Dataset rows describing interfaces
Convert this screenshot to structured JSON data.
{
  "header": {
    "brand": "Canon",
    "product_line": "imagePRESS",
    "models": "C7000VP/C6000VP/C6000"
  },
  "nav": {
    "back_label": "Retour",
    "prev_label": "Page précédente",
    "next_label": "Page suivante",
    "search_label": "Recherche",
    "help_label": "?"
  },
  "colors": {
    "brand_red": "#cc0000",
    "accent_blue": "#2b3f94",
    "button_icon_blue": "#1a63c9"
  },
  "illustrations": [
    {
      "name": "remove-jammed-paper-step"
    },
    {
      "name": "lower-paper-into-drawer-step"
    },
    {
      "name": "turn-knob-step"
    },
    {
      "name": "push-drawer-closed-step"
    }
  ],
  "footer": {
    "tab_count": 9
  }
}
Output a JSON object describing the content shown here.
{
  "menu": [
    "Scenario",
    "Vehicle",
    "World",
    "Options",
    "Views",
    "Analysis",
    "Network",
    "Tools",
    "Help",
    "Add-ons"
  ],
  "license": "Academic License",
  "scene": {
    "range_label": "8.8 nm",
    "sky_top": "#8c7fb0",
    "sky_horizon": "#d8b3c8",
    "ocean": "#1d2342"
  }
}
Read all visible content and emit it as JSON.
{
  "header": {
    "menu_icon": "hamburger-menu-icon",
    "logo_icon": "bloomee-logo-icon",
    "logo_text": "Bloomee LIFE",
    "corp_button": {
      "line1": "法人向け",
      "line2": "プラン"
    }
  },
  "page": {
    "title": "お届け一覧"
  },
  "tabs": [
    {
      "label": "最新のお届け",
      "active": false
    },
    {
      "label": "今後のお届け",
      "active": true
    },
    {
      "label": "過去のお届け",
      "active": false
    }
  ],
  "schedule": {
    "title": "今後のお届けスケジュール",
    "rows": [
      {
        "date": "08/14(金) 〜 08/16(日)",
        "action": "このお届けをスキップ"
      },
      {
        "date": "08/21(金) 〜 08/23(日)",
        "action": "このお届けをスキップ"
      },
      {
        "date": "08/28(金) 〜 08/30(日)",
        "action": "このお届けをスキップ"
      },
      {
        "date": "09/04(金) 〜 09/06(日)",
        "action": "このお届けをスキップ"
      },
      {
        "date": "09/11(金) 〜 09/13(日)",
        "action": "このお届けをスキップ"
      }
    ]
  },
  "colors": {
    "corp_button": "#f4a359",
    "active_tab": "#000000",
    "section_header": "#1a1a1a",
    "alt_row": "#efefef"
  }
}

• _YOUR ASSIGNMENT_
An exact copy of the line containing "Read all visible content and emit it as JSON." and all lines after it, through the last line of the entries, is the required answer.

• _OUTPUT OF THE EXERCISE_
Read all visible content and emit it as JSON.
{
  "header": {
    "menu_icon": "hamburger-menu-icon",
    "logo_icon": "bloomee-logo-icon",
    "logo_text": "Bloomee LIFE",
    "corp_button": {
      "line1": "法人向け",
      "line2": "プラン"
    }
  },
  "page": {
    "title": "お届け一覧"
  },
  "tabs": [
    {
      "label": "最新のお届け",
      "active": false
    },
    {
      "label": "今後のお届け",
      "active": true
    },
    {
      "label": "過去のお届け",
      "active": false
    }
  ],
  "schedule": {
    "title": "今後のお届けスケジュール",
    "rows": [
      {
        "date": "08/14(金) 〜 08/16(日)",
        "action": "このお届けをスキップ"
      },
      {
        "date": "08/21(金) 〜 08/23(日)",
        "action": "このお届けをスキップ"
      },
      {
        "date": "08/28(金) 〜 08/30(日)",
        "action": "このお届けをスキップ"
      },
      {
        "date": "09/04(金) 〜 09/06(日)",
        "action": "このお届けをスキップ"
      },
      {
        "date": "09/11(金) 〜 09/13(日)",
        "action": "このお届けをスキップ"
      }
    ]
  },
  "colors": {
    "corp_button": "#f4a359",
    "active_tab": "#000000",
    "section_header": "#1a1a1a",
    "alt_row": "#efefef"
  }
}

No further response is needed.